_Instructions for the task_
Wherever the string "Memory" shows up in the data below, copy the whole line.

_Information provided_
Start of Block

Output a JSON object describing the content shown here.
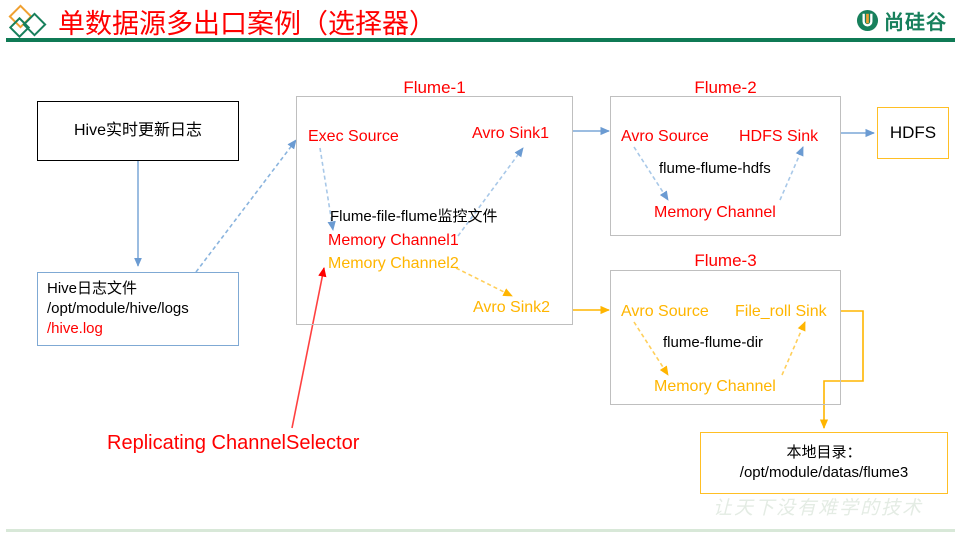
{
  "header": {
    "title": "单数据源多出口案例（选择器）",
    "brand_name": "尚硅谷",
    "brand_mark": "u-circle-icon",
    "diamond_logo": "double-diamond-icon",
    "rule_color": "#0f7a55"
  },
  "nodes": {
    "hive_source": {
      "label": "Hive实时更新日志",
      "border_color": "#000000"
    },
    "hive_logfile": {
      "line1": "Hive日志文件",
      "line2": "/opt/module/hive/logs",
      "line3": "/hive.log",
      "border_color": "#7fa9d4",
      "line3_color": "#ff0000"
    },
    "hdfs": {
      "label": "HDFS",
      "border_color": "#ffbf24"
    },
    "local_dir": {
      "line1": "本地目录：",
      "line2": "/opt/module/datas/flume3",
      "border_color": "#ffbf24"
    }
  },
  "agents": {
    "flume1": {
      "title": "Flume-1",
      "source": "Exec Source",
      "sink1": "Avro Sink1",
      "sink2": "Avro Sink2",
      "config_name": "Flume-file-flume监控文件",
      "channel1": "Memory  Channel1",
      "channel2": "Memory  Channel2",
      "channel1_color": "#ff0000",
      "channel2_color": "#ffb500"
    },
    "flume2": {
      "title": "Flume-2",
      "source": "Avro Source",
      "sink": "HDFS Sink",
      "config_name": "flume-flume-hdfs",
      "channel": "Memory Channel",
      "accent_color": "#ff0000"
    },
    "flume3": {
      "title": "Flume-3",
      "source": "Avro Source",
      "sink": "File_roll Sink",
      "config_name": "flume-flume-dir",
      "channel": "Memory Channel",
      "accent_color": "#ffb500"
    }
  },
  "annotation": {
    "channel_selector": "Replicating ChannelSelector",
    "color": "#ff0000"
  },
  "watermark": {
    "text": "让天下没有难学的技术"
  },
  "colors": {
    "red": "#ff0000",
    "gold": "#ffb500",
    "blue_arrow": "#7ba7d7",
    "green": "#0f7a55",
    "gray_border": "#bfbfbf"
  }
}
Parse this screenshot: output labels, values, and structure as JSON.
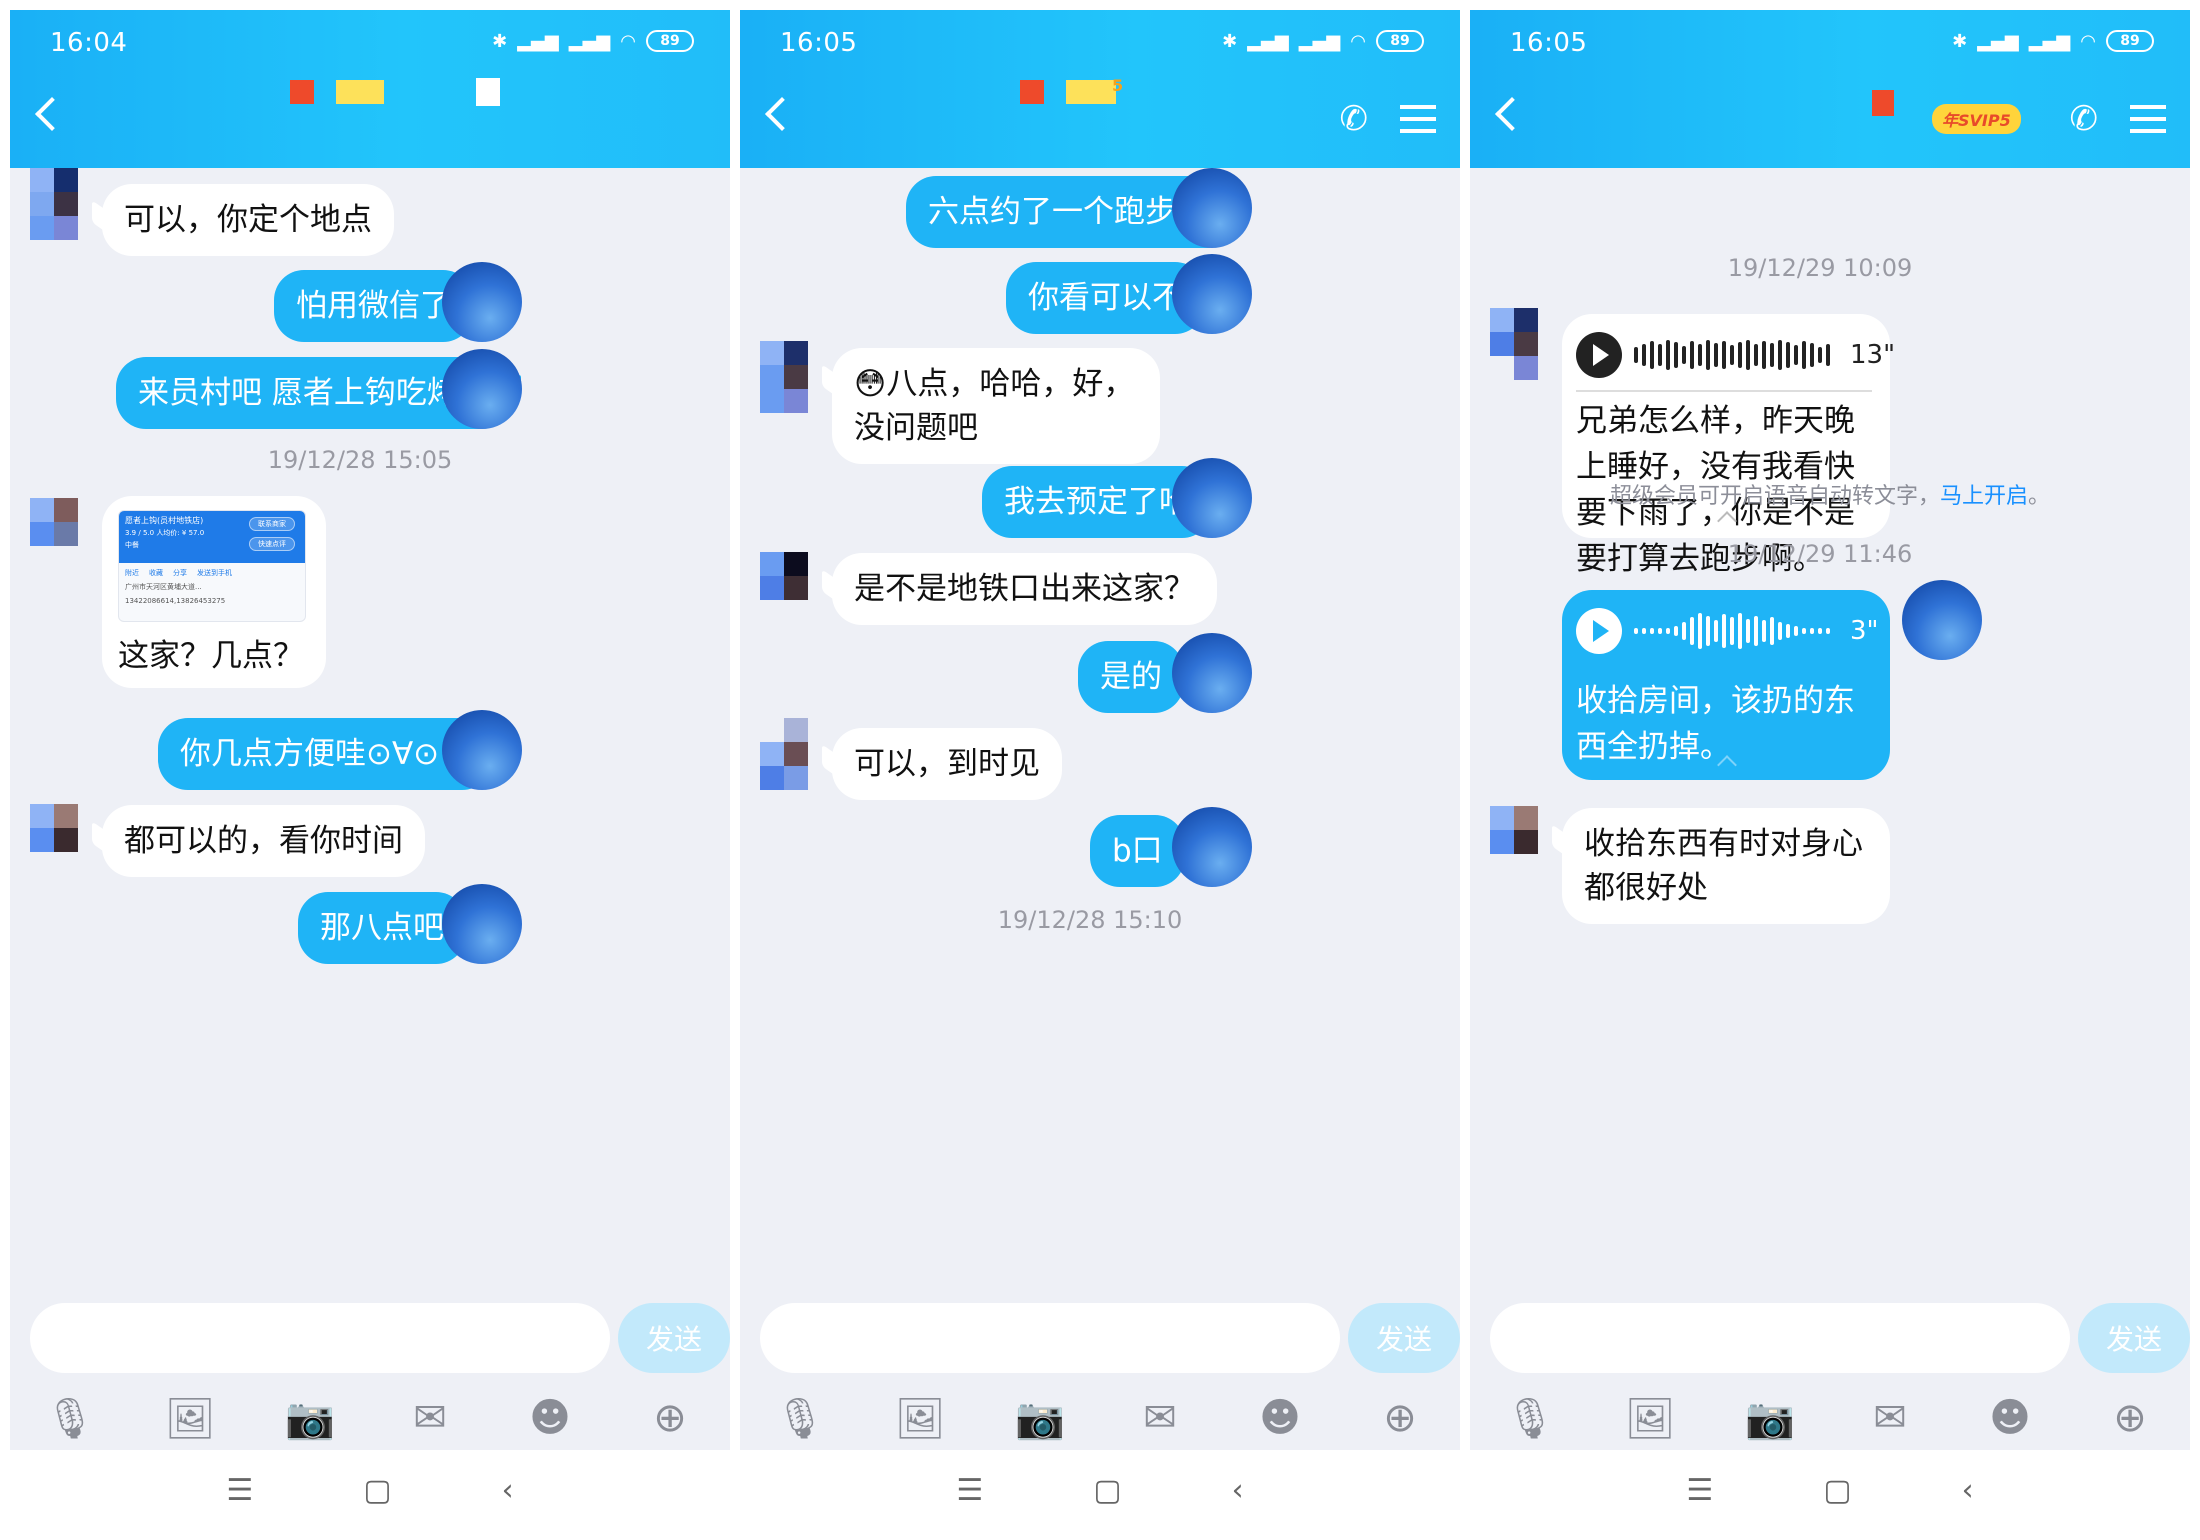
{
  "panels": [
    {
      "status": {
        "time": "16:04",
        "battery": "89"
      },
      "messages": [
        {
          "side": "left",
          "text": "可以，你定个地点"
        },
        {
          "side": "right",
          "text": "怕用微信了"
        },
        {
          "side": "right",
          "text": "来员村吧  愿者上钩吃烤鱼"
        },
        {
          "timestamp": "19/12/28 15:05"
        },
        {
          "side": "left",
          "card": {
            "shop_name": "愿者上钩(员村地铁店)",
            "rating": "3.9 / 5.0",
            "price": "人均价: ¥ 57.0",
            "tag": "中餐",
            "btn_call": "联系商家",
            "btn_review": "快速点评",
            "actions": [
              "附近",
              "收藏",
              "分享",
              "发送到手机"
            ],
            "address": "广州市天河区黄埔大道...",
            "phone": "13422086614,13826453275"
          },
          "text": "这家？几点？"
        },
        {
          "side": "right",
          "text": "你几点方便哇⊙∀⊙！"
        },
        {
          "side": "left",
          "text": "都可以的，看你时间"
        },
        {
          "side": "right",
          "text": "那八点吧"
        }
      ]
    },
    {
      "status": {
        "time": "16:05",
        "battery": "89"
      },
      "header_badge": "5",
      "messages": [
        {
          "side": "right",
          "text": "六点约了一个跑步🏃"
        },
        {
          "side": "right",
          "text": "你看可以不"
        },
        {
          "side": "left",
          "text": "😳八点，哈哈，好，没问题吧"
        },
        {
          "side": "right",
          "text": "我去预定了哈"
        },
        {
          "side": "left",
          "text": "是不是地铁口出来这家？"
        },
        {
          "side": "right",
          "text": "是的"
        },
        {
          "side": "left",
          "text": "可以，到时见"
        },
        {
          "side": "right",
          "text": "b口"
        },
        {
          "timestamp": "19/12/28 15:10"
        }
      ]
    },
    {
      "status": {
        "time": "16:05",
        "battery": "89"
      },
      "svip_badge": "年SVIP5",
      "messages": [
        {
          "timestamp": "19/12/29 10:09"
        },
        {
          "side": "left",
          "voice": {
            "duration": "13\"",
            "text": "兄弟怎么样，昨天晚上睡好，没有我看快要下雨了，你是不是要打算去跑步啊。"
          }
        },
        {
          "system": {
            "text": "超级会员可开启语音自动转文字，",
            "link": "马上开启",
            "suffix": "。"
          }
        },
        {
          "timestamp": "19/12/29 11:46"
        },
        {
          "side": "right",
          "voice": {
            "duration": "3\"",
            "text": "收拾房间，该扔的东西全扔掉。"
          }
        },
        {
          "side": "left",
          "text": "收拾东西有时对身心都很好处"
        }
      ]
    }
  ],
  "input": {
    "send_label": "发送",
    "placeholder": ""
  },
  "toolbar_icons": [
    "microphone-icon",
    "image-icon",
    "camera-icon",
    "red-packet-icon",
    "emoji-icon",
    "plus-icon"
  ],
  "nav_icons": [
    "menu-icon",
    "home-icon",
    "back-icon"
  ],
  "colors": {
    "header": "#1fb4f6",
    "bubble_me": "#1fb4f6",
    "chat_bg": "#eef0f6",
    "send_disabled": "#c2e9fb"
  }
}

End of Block

_Answer area_
      "channel1": "Memory  Channel1",
      "channel2": "Memory  Channel2",
      "channel": "Memory Channel",
      "channel": "Memory Channel",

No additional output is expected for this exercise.